JayRay Strategies Lead to Three Successful Credit Union Mergers
JayRay has been part of three successful voting efforts this year, helping six credit union clients approve mergers that bring more services and access to residents throughout the Northwest.
Credit unions are nonprofit financial institutions owned by members. Business decisions such as a merger must be approved by a vote of the credit union’s members.
Montana First Credit Union joined Horizon Credit Union in Spokane; Kitsap Credit Union added Quimper Credit Union to its family; and Harborstone Credit Union and Prevail Credit Union merged to continue their strong performance.

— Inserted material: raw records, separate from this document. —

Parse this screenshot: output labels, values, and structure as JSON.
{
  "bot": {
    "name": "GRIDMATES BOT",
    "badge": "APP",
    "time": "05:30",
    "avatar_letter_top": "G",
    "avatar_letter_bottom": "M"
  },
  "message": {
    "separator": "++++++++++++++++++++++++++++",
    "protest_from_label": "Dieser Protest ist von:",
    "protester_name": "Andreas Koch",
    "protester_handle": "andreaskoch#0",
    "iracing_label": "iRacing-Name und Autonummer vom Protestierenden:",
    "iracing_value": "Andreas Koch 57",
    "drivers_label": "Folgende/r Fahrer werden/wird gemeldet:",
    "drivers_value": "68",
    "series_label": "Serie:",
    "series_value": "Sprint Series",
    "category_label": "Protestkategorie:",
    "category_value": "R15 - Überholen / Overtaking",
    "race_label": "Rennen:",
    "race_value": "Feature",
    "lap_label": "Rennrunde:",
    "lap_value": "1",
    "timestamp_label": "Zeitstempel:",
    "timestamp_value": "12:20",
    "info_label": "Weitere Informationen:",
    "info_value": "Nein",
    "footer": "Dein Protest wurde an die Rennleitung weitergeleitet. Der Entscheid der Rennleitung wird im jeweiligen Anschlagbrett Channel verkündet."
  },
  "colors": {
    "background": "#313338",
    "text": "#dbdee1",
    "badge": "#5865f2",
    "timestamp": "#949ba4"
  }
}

“In all three situations we used research to guide our approach and messages to members,” said Shari Campbell, JayRay vice president. “The campaigns had to show members the benefits of a merger and alleviate their concerns.”
Employee testimonials were part of each campaign, which included a mix of emails, website banners, ads, posters, direct mail and more to reach employees and members.
Highlights of JayRay’s work:
- Harborstone Credit Union/Prevail Credit Union: Two healthy credit unions decided to merge because they knew they could do more together. “Merging for more” was the tagline that immediately communicated the benefits and reasons for the merger – more services, more access. Locations now span the Puget Sound area from Lacey to Woodinville.
- Quimper Credit Union/ Kitsap Credit Union: JayRay heard Quimper members’ concerns that losing the local credit union also would end its important community support. The “Still local. More to love.” campaign supported Kitsap’s community focus, and Quimper members approved the merger with a 93 percent “yes” vote.
- Montana First Credit Union/Horizon Credit Union: The “Better for you, better for Montana” campaign gained credibility by featuring member ambassadors. Focusing on benefits helped ease Montana First members’ initial reluctance to joining an out-of-state credit union.
JayRay’s merger communications efforts also were mentioned in a recent Credit Union Times article: Merger Pitfalls May Hinge on Failure to Talk up Benefits